### Information given
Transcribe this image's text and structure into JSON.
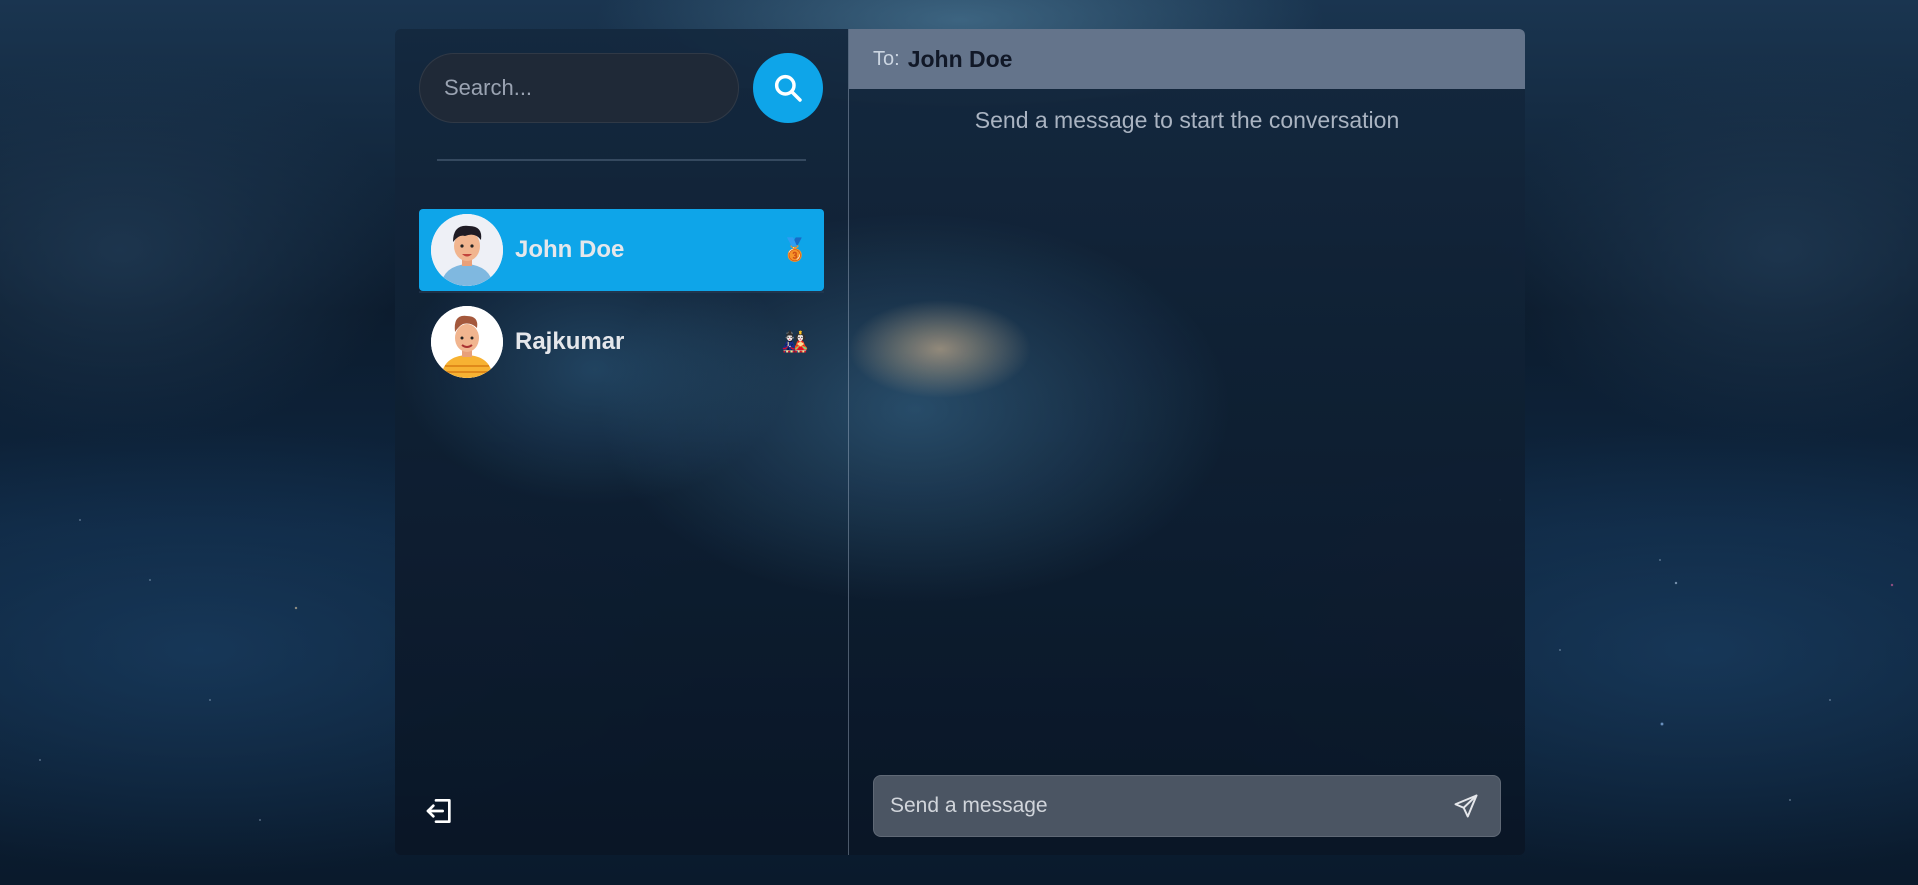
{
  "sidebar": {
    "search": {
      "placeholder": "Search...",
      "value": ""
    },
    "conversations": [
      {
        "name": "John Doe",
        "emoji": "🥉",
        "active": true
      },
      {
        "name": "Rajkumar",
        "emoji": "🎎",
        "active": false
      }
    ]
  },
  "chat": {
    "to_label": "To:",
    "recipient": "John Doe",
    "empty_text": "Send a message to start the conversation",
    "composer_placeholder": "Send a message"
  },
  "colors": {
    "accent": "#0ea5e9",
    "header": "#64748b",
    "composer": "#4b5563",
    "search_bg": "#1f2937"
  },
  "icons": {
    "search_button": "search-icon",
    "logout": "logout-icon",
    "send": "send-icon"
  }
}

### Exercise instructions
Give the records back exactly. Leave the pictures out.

### Response to this exercise
Transcribe this image's text and structure into JSON.
{
  "sidebar": {
    "search": {
      "placeholder": "Search...",
      "value": ""
    },
    "conversations": [
      {
        "name": "John Doe",
        "emoji": "🥉",
        "active": true
      },
      {
        "name": "Rajkumar",
        "emoji": "🎎",
        "active": false
      }
    ]
  },
  "chat": {
    "to_label": "To:",
    "recipient": "John Doe",
    "empty_text": "Send a message to start the conversation",
    "composer_placeholder": "Send a message"
  },
  "colors": {
    "accent": "#0ea5e9",
    "header": "#64748b",
    "composer": "#4b5563",
    "search_bg": "#1f2937"
  },
  "icons": {
    "search_button": "search-icon",
    "logout": "logout-icon",
    "send": "send-icon"
  }
}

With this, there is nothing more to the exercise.